“Under New York law, the right to seek removal of a restriction on the use of real property is “never barred by the Statute of Limitations because it is a continuing right which exists as long as there is an occasion for its exercise,” says the court brief.
Originally the Restrictive Covenant stated that EklecCo could obtain its release if EklecCo waited 24 months and Palisades Center was operating at 90% occupancy. The mall owner says it satisfied the initial conditions specified in the Restrictive Covenant and attempted to seek release. But the town converted the condition into a permanent bar on expansion.
The Palisades Center is fighting Clarkstown over a town-imposed restriction limiting its right to build out and lease an existing but unused 240,000 square-foot section of the mall’s fourth floor.
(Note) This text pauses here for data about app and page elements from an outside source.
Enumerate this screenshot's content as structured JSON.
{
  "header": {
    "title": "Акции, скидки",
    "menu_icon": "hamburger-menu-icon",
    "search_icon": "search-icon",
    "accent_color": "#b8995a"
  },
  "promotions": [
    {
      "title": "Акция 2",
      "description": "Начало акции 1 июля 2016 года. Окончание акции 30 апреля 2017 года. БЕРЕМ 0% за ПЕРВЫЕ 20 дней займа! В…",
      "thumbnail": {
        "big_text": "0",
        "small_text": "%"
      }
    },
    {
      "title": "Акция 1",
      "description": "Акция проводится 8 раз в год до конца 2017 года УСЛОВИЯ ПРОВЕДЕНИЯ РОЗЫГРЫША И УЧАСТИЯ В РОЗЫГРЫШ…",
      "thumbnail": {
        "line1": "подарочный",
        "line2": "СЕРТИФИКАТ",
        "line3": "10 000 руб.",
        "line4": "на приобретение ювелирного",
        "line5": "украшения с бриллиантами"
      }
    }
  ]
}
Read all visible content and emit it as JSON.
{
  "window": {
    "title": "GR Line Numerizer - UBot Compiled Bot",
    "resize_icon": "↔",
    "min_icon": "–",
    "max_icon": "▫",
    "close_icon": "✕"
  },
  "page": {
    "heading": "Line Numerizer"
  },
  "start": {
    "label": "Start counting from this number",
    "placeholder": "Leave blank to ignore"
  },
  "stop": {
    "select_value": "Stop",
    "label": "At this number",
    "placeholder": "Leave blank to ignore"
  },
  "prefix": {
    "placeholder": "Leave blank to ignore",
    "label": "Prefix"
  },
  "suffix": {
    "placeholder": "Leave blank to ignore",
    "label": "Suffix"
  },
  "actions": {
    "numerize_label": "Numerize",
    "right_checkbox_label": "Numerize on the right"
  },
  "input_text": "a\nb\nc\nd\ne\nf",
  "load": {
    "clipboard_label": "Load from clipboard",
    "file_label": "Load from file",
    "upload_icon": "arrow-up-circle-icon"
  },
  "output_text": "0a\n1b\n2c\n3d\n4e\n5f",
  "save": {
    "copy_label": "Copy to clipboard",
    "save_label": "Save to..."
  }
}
The 1.85 million square-foot mall needs town and voter approval in order to expand.
In 2002, Clarkstown voters overwhelmingly said no to the mall’s expansion after the town held a referendum to release the mall from the Restrictive Covenant. More recently, public officials have been urging Supervisor George Hoehmann to hold another referendum but there has been no indication that a vote will be held any time soon. Both County Executive Ed Day, and Clarkstown’s Economic Development Committee have been calling for a resolution on the impasse.
Hoehmann has said the lower courts have decided and he believes the opinions of the district courts will stick.
EklecCo in the appeals case alleges between 2014 and 2016 the town sought to force the mall developer to “pay millions of dollars and make other material concessions” as a condition to release the Restrictive Covenant. To date, the town has maintained that voters, not the Town Board, must decide whether or not to release the center from the covenant.
EklecCo is arguing the covenant created an entirely new, ad hoc land-use approval process and that it is using that process to block expansion (as otherwise permitted by the zoning code) and make “fresh attempts to exact millions of dollars and other material concessions from EklecCo in exchange for another discretionary benefit – Town Board consent to release the Restrictive Covenant.”
That referendum requirement is itself an unconstitutional burden on EklecCo’s right to petition, the suit says, because it places a further obstacle between EklecCo and the Planning Board. Also, EklecCo contends Clarkstown does not explain what would constitute a “formal request” for a release, and the Restrictive Covenant provides no guidance.
The original intent of the Restrictive Covenant was purportedly to limit the impact of the mall on the environment and traffic. But EklecCo is claiming it’s the Planning Board’s role to determine this condition, and that the claim runs contrary to the Planning Board’s finding at the time that said “the application for the Revised Site Plan Approval for Palisades at approximately 1.85 million square feet will not have a significant impact on the environment.”
The suit goes on to say “This demonstrates the Town’s claimed interest in limiting impacts on the environment and traffic was merely a pretext for its discriminatory, malicious, and/or bad faith intent against EklecCo.”